▶ _Exercise prompt_
For every line that contains the string "this", pull that line out of the material below.

▶ _Data excerpts_
######
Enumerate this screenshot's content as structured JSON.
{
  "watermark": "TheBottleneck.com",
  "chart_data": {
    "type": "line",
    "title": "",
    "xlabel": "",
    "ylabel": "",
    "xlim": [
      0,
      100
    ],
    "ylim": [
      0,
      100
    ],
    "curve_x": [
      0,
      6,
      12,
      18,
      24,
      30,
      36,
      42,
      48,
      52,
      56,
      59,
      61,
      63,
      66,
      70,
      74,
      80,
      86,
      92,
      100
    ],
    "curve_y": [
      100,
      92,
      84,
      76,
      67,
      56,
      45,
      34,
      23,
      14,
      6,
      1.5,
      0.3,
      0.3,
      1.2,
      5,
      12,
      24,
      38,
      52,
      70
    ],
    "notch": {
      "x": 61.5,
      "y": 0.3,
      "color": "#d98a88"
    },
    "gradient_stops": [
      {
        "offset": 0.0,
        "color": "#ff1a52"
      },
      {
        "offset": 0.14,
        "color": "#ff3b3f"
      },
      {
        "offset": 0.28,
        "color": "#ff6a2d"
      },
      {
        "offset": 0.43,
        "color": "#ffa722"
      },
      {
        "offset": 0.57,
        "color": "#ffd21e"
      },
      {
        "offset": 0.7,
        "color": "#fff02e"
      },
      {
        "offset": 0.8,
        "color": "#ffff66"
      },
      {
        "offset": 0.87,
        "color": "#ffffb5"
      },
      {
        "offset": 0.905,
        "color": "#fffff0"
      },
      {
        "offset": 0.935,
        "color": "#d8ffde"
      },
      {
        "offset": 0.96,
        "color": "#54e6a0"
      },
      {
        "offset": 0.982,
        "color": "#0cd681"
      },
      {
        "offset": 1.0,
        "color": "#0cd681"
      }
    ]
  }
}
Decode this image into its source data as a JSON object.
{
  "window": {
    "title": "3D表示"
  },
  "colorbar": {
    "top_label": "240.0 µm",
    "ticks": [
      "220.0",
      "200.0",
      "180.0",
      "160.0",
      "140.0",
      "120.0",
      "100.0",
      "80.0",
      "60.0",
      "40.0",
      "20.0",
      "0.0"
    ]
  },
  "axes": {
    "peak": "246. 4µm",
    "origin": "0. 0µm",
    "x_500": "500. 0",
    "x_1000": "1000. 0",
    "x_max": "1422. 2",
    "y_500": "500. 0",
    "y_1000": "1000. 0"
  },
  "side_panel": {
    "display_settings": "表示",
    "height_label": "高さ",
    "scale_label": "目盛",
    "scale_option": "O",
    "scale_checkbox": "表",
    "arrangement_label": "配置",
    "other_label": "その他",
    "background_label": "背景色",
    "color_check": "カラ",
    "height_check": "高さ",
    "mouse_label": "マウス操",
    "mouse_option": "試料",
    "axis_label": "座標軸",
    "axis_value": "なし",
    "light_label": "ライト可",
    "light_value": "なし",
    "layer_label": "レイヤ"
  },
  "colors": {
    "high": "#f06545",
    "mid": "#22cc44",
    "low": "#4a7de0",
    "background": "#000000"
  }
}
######
▶ _Exercise response_
Enumerate this screenshot's content as structured JSON.
Decode this image into its source data as a JSON object.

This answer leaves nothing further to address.